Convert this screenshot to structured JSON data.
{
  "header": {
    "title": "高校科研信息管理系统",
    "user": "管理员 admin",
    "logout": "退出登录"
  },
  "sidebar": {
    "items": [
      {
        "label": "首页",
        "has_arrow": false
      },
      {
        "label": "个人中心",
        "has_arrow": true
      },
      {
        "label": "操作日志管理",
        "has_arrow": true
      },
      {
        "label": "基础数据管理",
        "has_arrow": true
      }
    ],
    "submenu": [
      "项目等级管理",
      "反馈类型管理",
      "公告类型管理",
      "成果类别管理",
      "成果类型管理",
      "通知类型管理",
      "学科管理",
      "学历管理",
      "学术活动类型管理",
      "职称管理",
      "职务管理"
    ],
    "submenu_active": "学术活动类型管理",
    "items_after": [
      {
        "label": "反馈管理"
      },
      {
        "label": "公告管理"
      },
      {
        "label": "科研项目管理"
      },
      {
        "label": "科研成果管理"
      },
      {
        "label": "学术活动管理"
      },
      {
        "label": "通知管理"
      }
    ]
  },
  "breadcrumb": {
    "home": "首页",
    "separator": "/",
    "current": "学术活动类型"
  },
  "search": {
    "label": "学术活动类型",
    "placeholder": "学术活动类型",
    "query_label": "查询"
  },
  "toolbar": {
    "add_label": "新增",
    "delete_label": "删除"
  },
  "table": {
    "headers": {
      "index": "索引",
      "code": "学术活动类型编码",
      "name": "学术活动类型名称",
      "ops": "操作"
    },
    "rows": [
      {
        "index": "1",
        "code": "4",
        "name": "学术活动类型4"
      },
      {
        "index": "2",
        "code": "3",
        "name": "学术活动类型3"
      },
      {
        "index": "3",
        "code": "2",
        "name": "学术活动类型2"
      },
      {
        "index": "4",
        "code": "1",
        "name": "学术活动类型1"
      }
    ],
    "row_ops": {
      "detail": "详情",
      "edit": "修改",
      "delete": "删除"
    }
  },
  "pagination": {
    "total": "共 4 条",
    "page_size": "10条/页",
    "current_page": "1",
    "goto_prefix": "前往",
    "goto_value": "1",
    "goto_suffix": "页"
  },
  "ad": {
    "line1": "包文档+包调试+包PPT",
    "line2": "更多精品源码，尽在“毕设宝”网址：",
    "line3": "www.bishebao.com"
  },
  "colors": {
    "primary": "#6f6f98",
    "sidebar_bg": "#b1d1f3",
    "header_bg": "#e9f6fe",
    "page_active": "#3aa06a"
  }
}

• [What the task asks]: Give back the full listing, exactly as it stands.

• [Answer below]:
Convert this screenshot to structured JSON data.
{
  "header": {
    "title": "高校科研信息管理系统",
    "user": "管理员 admin",
    "logout": "退出登录"
  },
  "sidebar": {
    "items": [
      {
        "label": "首页",
        "has_arrow": false
      },
      {
        "label": "个人中心",
        "has_arrow": true
      },
      {
        "label": "操作日志管理",
        "has_arrow": true
      },
      {
        "label": "基础数据管理",
        "has_arrow": true
      }
    ],
    "submenu": [
      "项目等级管理",
      "反馈类型管理",
      "公告类型管理",
      "成果类别管理",
      "成果类型管理",
      "通知类型管理",
      "学科管理",
      "学历管理",
      "学术活动类型管理",
      "职称管理",
      "职务管理"
    ],
    "submenu_active": "学术活动类型管理",
    "items_after": [
      {
        "label": "反馈管理"
      },
      {
        "label": "公告管理"
      },
      {
        "label": "科研项目管理"
      },
      {
        "label": "科研成果管理"
      },
      {
        "label": "学术活动管理"
      },
      {
        "label": "通知管理"
      }
    ]
  },
  "breadcrumb": {
    "home": "首页",
    "separator": "/",
    "current": "学术活动类型"
  },
  "search": {
    "label": "学术活动类型",
    "placeholder": "学术活动类型",
    "query_label": "查询"
  },
  "toolbar": {
    "add_label": "新增",
    "delete_label": "删除"
  },
  "table": {
    "headers": {
      "index": "索引",
      "code": "学术活动类型编码",
      "name": "学术活动类型名称",
      "ops": "操作"
    },
    "rows": [
      {
        "index": "1",
        "code": "4",
        "name": "学术活动类型4"
      },
      {
        "index": "2",
        "code": "3",
        "name": "学术活动类型3"
      },
      {
        "index": "3",
        "code": "2",
        "name": "学术活动类型2"
      },
      {
        "index": "4",
        "code": "1",
        "name": "学术活动类型1"
      }
    ],
    "row_ops": {
      "detail": "详情",
      "edit": "修改",
      "delete": "删除"
    }
  },
  "pagination": {
    "total": "共 4 条",
    "page_size": "10条/页",
    "current_page": "1",
    "goto_prefix": "前往",
    "goto_value": "1",
    "goto_suffix": "页"
  },
  "ad": {
    "line1": "包文档+包调试+包PPT",
    "line2": "更多精品源码，尽在“毕设宝”网址：",
    "line3": "www.bishebao.com"
  },
  "colors": {
    "primary": "#6f6f98",
    "sidebar_bg": "#b1d1f3",
    "header_bg": "#e9f6fe",
    "page_active": "#3aa06a"
  }
}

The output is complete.